- Phil Colella: A Local Corrections Algorithm for Solving Poisson's Equation in Three Dimensions
- Wes Bethel: Meet the Proposed Visualization and Analytics Center for Enabling Technologies
The full conference program with links to abstracts is available at http://www.scidac.org/Conference2006/SD06program.html.
John Pon Retires After 13 Years of Service at LBNL
John Pon, who is matrixed from the IT Division to EH&S in Facilities, will leave the Lab officially on July 1 after 13 years. John said his best memories of LBNL are the people he's met and worked with and the friends he has made. John has led a number of process improvement teams across disciplines at the Lab, which allowed him to work with a diverse group of people.
I can be really proud of the fact that in IT we really do make a difference by working together to solve problems effectively, he said.
Since he started in 1993 working on information technology in Facilities, John has seen IT go through numerous changes. In the early 1990s, he said that most of IT was using Macs, but that has shifted now to a more heterogeneous mixture, and more recently to standardization. On the systems side we're a lot more integrated now, he said. And we've re-engineered our business practices to take advantage of this.
One of his other sources of pride is that his team won first place in the meat category of the Facilities infamous annual chili cook-off last year.
In his retirement, John plans to go to spend more time reading the newspaper, gardening and doing photography. He wants to learn a number of foreign languagesItalian and Mandarin are on the top of his list. He also plans to spend more time with his grandchildren. I have two grandchildren and I tell my children I want seven more, he said.
About Computing Sciences at Berkeley Lab
The Lawrence Berkeley National Laboratory (Berkeley Lab) Computing Sciences organization provides the computing and networking resources and expertise critical to advancing the Department of Energy's research missions: developing new energy sources, improving energy efficiency, developing new materials and increasing our understanding of ourselves, our world and our universe.
ESnet, the Energy Sciences Network, provides the high-bandwidth, reliable connections that link scientists at 40 DOE research sites to each other and to experimental facilities and supercomputing centers around the country. The National Energy Research Scientific Computing Center (NERSC) powers the discoveries of 6,000 scientists at national laboratories and universities, including those at Berkeley Lab's Computational Research Division (CRD). CRD conducts research and development in mathematical modeling and simulation, algorithm design, data storage, management and analysis, computer system architecture and high-performance software implementation. NERSC and ESnet are DOE Office of Science User Facilities.

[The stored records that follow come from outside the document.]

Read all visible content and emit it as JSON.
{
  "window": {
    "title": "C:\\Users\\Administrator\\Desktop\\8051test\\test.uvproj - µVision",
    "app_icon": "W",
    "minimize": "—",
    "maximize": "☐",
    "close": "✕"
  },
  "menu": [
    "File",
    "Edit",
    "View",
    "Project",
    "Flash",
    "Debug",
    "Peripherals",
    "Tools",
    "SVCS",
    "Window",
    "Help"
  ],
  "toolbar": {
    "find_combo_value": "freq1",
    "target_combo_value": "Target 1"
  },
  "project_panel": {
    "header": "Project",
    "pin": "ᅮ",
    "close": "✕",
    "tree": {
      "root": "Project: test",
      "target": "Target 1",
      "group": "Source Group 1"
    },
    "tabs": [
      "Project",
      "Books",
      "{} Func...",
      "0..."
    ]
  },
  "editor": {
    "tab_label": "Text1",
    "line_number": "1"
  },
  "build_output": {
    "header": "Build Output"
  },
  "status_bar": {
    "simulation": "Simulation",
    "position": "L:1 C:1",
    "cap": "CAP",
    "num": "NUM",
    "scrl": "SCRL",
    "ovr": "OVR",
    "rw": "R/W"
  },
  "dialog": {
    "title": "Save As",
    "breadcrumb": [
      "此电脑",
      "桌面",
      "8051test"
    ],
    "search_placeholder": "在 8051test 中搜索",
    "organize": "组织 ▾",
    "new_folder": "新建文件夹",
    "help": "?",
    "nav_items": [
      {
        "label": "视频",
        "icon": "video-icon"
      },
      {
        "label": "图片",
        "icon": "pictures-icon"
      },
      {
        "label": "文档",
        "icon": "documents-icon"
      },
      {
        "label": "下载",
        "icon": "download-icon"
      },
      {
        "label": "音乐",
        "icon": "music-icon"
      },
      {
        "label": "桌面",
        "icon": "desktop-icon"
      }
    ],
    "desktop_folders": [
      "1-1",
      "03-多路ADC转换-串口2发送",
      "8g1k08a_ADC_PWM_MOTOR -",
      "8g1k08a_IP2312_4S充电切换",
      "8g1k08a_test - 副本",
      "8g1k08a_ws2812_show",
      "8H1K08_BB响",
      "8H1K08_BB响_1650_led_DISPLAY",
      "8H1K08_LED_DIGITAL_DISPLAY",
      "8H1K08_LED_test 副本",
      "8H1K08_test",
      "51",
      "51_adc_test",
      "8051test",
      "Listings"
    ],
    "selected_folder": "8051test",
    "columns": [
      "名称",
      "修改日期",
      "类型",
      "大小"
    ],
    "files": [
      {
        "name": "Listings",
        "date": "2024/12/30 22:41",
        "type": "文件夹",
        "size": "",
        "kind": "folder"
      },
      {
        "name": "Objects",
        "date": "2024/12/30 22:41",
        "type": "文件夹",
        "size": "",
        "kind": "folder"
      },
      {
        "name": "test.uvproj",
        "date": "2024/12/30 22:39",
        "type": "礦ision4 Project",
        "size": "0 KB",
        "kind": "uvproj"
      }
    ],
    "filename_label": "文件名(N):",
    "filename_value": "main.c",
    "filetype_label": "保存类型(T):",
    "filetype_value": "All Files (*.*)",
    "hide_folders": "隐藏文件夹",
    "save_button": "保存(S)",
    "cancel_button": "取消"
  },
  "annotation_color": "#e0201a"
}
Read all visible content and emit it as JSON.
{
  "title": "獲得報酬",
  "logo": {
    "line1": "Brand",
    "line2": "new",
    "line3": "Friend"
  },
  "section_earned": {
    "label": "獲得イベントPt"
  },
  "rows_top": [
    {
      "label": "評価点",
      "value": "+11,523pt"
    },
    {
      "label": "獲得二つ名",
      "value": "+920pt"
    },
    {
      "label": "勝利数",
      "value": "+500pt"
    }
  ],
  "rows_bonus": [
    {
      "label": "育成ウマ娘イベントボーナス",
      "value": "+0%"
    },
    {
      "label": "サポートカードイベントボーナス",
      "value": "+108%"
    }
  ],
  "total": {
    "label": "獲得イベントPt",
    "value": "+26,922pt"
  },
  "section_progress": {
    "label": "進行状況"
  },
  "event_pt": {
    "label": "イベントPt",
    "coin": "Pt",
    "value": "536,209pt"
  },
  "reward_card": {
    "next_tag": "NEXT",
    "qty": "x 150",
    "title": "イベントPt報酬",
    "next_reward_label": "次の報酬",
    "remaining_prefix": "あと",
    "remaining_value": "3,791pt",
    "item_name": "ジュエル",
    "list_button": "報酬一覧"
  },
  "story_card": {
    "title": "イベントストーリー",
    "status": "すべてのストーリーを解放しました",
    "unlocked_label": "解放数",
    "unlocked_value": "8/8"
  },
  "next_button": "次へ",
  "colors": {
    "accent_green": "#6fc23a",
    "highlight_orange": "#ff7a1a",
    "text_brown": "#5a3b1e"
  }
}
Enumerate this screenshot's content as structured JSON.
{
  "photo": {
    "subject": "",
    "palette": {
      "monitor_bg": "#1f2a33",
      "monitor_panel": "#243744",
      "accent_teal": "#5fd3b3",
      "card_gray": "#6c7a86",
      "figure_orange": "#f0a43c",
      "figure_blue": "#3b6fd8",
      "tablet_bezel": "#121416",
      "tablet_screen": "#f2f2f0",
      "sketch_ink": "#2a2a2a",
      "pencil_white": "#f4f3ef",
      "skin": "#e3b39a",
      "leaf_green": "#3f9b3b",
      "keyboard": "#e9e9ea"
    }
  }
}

Lawrence Berkeley National Laboratory addresses the world's most urgent scientific challenges by advancing sustainable energy, protecting human health, creating new materials, and revealing the origin and fate of the universe. Founded in 1931, Berkeley Lab's scientific expertise has been recognized with 13 Nobel prizes. The University of California manages Berkeley Lab for the DOE’s Office of Science.
DOE’s Office of Science is the single largest supporter of basic research in the physical sciences in the United States, and is working to address some of the most pressing challenges of our time. For more information, please visit science.energy.gov.